I’ve known a lot of creative directors in my time. And the one thing we all have in common, is that at one time in our career, we were certain that our value was tied to our ability to sift through a mound of ideas, identify the ones with potential and help turn them into great campaigns. I used to think this way, and am pretty sure my partner, Tracy, did too. Heck, who doesn’t want to think that their personal taste, experience and certain je ne sais quoi are integral to the creation of every great campaign that comes out of the building? And don’t get me wrong, a good creative director can and should recognize the potential in an idea and be able to help steer it towards its finest iteration.
But, if you took a “Moneyball”-like approach to creativity and eliminated all the subjectivity and romantic notions about creative leadership, what would you find has the greatest impact on creative output? (For those who haven’t seen or read “Moneyball,” it’s an approach to baseball espoused by Oakland Athletics general manager, Billy Beane, who stopped focusing o more subjective qualities such as speed, quickness, arm strength, hitting ability and mental toughness and instead, focused almost exclusively on simple on-base percentage.) Would it be the creative director’s ability to see and develop the big idea.

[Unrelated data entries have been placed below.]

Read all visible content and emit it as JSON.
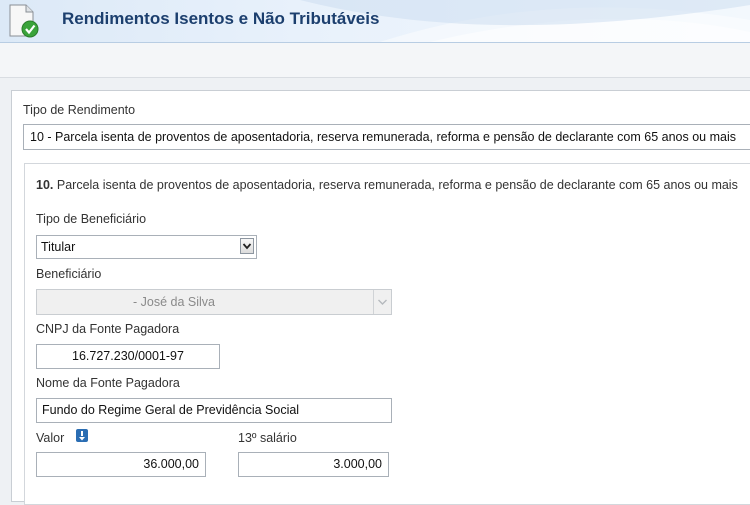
{
  "header": {
    "title": "Rendimentos Isentos e Não Tributáveis",
    "icon": "document-check-icon"
  },
  "form": {
    "tipo_rendimento_label": "Tipo de Rendimento",
    "tipo_rendimento_value": "10 - Parcela isenta de proventos de aposentadoria, reserva remunerada, reforma e pensão de declarante com 65 anos ou mais",
    "section_number": "10.",
    "section_title": "Parcela isenta de proventos de aposentadoria, reserva remunerada, reforma e pensão de declarante com 65 anos ou mais",
    "tipo_beneficiario_label": "Tipo de Beneficiário",
    "tipo_beneficiario_value": "Titular",
    "beneficiario_label": "Beneficiário",
    "beneficiario_value": "- José da Silva",
    "cnpj_label": "CNPJ da Fonte Pagadora",
    "cnpj_value": "16.727.230/0001-97",
    "nome_fonte_label": "Nome da Fonte Pagadora",
    "nome_fonte_value": "Fundo do Regime Geral de Previdência Social",
    "valor_label": "Valor",
    "valor_value": "36.000,00",
    "decimo_label": "13º salário",
    "decimo_value": "3.000,00"
  },
  "colors": {
    "title": "#1c3f6e",
    "accent": "#2a6db3",
    "check": "#3aa33a"
  }
}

Or would it be something else?
I would argue that in an industry that’s more driven by technology than ever before and spread across a number of disciplines that require more specialization than ever before, there can no longer be a single keeper of the creative flame. A creative director may be great at storytelling or great at digital or great at experiential, but he or she is invariably not the single best, brightest, most informed individual in the building on every possible initiative that will require creative thinking.
So if it’s not the keen insight and direction of the creative director that most directly leads to breakthrough creative work, what is it?